June 21, 2023

In an article published in The Legal Intelligencer on June 20, 2023, partner and co-chair of the family law group, Michael Bertin, discusses alimony orders. In the article, titled “Modification of Alimony Due to Change in Circumstances,” Michael analyzed the recent Pennsylvania Superior Court case of Crocker-Fasulo v. Fasulo, 292 A.3d 591 (Pa. Super. 2023), which addressed a petition to modification or termination of alimony filed by the husband.

When a trial court enters an order for alimony, in conjunction with the entry of a divorce decree, under Pennsylvania’s Divorce Code, the alimony order is subject to being modified, suspended, terminated, or reinstated upon changed circumstances of either party of a substantial and continuing nature. Such an order, modifying, terminating or suspending an alimony order under the Divorce Code, “shall apply only to payments accruing subsequent to the petition for the requested relief.”

The pertinent facts of the Fasulo case are as follows: at the time when the parties married in 1982, the husband was in medical school. After the parties married, the husband continued his medical training and the wife continued to work until the birth of the parties’ first child in 1987. The parties separated in 1998 and the wife filed for divorce approximately 11 years thereafter in 2009. Following a hearing, in 2010, the court entered a final divorce decree in 2012, which ordered permanent alimony to the wife in the amount of $8,500 per month. After the entry of the divorce decree, the husband began to experience symptoms of Parkinson’s Disease.

According to the trial court opinion, “following his diagnosis, [the husband and wife agreed to multiple modifications to the alimony payment and on Jan. 1, 2020, the husband was paying $3,750 per month in alimony.]” The husband, thereafter, filed a petition for modification or termination of alimony in August 2021. After a hearing, the trial court entered an order reducing the husband’s alimony award to $2,500 per month. The husband appealed, raising several issues, one of which was whether the trial court abused its discretion and committed an error of law in ordering the husband to continue to provide a $1 million insurance policy payable to the wife as a beneficiary. The Superior Court found that the trial court did not err in entering its order.
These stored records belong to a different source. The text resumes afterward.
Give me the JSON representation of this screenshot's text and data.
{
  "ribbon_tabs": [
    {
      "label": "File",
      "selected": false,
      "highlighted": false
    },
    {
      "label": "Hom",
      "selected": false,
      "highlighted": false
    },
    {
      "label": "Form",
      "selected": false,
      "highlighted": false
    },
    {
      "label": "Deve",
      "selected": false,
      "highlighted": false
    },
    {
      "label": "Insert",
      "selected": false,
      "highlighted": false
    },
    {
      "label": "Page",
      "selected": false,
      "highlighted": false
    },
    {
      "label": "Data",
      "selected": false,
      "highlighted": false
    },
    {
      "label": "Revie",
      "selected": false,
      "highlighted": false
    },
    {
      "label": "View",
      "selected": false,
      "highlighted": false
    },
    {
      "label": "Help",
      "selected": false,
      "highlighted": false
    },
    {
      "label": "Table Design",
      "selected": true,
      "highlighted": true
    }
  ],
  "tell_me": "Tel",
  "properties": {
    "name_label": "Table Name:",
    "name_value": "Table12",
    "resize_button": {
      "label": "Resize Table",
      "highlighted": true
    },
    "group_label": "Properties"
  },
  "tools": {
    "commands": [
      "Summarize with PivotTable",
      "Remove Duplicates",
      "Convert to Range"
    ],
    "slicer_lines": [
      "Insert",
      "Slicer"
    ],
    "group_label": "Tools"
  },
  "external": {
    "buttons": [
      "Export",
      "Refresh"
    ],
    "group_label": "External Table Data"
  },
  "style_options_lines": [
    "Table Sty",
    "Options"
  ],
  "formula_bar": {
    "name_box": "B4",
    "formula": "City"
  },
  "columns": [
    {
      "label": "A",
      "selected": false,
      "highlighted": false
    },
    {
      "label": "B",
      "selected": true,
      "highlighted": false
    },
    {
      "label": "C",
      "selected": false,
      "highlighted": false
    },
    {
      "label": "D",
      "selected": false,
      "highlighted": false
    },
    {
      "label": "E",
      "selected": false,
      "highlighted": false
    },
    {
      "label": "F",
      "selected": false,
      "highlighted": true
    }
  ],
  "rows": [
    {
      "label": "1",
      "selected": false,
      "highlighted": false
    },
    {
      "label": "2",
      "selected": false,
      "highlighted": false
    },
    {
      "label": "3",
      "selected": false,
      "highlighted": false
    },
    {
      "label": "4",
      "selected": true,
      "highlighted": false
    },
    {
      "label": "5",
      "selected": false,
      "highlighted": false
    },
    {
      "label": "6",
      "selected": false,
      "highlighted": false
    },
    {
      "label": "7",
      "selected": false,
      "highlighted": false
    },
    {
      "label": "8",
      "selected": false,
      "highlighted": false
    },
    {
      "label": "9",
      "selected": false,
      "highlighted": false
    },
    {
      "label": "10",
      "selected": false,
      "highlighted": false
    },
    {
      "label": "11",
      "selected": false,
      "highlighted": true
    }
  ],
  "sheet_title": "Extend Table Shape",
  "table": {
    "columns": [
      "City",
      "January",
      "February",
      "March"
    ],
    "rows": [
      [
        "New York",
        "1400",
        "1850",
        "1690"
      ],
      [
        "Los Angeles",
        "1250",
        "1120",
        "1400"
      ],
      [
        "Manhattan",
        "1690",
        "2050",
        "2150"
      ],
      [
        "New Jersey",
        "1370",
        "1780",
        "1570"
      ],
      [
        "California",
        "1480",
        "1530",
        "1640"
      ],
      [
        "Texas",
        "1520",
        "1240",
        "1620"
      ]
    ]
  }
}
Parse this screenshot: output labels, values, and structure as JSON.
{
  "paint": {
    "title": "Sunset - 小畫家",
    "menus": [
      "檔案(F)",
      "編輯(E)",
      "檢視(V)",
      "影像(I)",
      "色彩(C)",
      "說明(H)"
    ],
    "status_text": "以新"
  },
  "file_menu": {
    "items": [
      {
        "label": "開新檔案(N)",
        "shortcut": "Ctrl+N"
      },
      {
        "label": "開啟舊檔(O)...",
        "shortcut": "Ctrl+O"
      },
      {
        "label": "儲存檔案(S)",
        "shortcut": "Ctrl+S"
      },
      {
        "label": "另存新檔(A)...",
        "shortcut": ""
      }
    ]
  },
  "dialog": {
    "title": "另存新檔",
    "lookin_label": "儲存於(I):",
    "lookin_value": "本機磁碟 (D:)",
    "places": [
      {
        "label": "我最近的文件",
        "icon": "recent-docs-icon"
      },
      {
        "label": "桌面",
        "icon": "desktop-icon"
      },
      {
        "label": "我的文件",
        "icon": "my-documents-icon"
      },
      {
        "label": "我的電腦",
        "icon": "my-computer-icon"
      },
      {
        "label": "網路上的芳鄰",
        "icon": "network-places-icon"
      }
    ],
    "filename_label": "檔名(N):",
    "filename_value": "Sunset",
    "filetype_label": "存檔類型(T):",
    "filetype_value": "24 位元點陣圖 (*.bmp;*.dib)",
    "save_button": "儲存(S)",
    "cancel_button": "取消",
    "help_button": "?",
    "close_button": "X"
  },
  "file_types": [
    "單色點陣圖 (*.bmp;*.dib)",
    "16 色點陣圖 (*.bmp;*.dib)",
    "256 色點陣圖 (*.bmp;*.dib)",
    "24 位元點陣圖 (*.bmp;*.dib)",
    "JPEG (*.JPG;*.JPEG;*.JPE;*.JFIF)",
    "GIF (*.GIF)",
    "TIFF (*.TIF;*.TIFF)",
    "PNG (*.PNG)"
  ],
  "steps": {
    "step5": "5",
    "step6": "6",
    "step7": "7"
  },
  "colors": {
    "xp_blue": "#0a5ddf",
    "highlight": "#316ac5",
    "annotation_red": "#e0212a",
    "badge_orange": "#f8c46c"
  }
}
This case is important for the family law practitioner, as it provides a reminder that alimony orders entered by a trial court are modifiable upon a substantial change in circumstances that are continuing in nature. Further, it reiterates that the 17-factor analysis for alimony is to be applied by the trial court upon a petition to modify alimony. The issue raised by the husband as to whether the trial court indirectly created a distribution of nonmarital assets by looking at his post-divorce assets for purposes of alimony is an interesting issue. However, under the facts of the Fasulo case, the Superior Court found no error. It is important to note that the trial court provided the husband with the ability to further modify the order as circumstances change in the future.

Read the full article here.